• **Component data from apps and pages**:
------------------------------------------------------------

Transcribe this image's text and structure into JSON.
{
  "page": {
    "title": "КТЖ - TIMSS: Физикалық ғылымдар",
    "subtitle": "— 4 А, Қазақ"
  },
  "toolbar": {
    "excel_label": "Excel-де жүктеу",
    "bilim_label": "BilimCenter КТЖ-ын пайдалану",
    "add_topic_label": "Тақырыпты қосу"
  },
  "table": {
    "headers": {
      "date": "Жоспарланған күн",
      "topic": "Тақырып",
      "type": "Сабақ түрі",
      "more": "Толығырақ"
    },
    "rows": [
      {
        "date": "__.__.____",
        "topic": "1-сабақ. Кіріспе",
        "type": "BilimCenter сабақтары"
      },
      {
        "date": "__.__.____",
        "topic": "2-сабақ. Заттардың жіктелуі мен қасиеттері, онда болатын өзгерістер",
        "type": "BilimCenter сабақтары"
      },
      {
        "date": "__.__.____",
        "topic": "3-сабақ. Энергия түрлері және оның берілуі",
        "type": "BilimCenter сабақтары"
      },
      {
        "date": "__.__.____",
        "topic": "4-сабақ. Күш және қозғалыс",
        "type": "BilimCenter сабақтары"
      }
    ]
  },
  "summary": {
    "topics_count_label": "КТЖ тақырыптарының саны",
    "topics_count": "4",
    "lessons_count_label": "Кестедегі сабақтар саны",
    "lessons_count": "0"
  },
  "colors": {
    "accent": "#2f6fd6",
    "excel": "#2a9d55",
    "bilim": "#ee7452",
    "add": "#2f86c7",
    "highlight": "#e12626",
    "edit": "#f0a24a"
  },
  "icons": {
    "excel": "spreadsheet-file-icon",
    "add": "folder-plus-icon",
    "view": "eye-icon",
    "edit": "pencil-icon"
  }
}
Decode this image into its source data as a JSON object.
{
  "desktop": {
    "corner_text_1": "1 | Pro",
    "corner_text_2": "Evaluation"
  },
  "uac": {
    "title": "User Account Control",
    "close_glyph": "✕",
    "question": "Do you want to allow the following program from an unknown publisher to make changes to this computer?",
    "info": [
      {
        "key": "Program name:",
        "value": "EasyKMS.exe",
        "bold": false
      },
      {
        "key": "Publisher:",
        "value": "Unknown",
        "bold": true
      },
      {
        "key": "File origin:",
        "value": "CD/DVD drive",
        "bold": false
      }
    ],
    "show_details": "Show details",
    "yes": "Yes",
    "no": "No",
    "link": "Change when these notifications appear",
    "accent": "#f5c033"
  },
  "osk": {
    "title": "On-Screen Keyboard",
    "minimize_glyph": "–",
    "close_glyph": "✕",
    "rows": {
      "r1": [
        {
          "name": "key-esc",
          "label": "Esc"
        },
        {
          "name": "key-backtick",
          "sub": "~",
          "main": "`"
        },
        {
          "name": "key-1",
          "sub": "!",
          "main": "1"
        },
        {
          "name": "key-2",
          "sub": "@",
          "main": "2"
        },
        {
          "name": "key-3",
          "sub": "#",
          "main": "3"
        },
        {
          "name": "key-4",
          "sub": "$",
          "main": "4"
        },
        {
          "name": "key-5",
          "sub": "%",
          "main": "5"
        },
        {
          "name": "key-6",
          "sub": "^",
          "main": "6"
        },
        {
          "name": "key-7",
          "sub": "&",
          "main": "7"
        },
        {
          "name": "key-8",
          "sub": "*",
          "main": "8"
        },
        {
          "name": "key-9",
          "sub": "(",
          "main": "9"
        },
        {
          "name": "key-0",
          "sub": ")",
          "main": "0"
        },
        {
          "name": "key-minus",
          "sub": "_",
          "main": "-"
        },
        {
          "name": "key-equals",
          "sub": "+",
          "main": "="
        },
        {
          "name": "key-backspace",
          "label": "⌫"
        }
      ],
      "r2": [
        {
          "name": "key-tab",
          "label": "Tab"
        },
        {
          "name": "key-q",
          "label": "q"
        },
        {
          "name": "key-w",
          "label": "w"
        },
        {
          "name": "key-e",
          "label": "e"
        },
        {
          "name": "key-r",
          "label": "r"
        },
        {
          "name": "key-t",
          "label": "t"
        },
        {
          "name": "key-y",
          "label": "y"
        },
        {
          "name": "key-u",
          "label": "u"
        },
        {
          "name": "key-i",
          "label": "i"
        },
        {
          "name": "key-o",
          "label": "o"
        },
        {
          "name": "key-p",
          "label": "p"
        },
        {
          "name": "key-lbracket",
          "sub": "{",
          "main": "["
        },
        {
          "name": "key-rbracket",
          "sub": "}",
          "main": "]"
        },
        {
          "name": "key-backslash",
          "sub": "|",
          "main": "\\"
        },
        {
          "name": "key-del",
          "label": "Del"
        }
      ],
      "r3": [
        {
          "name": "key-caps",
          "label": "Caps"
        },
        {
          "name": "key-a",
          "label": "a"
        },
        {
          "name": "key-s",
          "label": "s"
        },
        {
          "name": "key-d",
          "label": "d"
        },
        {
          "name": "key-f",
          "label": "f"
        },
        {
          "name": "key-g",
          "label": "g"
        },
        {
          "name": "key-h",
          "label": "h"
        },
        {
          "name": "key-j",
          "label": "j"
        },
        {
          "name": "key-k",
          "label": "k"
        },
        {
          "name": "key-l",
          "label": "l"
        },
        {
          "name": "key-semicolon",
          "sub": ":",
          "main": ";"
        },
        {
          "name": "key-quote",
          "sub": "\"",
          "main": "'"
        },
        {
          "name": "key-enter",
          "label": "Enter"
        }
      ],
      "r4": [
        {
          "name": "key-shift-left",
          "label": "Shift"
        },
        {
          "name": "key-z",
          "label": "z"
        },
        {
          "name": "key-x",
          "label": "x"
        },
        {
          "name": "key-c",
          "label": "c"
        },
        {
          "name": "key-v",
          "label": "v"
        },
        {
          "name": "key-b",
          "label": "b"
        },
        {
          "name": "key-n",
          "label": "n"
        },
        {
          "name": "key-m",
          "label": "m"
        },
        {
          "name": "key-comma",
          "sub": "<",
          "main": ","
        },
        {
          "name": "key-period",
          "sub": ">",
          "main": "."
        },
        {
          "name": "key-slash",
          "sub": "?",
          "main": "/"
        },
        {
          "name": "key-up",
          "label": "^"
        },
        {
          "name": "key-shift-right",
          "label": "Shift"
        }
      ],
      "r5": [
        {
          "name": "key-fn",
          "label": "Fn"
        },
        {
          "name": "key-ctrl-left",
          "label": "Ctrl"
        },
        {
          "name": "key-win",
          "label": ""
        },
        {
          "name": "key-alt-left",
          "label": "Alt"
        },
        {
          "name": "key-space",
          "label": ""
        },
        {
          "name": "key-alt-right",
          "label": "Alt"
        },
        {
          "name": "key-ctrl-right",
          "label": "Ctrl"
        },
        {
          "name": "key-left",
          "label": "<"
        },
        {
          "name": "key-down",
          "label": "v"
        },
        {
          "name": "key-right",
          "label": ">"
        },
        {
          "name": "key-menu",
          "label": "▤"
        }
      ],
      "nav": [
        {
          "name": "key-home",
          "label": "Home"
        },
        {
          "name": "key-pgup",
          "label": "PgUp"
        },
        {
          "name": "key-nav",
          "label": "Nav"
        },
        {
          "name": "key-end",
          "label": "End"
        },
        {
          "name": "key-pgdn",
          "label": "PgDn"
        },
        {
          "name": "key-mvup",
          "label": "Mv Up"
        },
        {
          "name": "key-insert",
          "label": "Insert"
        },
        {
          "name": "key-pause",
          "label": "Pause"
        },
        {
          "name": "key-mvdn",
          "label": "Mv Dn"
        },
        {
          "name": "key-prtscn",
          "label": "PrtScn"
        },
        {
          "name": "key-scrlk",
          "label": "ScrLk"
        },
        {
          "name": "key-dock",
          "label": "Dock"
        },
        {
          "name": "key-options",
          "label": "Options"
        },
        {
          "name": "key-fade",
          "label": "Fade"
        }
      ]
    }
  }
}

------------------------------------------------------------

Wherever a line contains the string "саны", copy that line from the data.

    "topics_count_label": "КТЖ тақырыптарының саны",
    "lessons_count_label": "Кестедегі сабақтар саны",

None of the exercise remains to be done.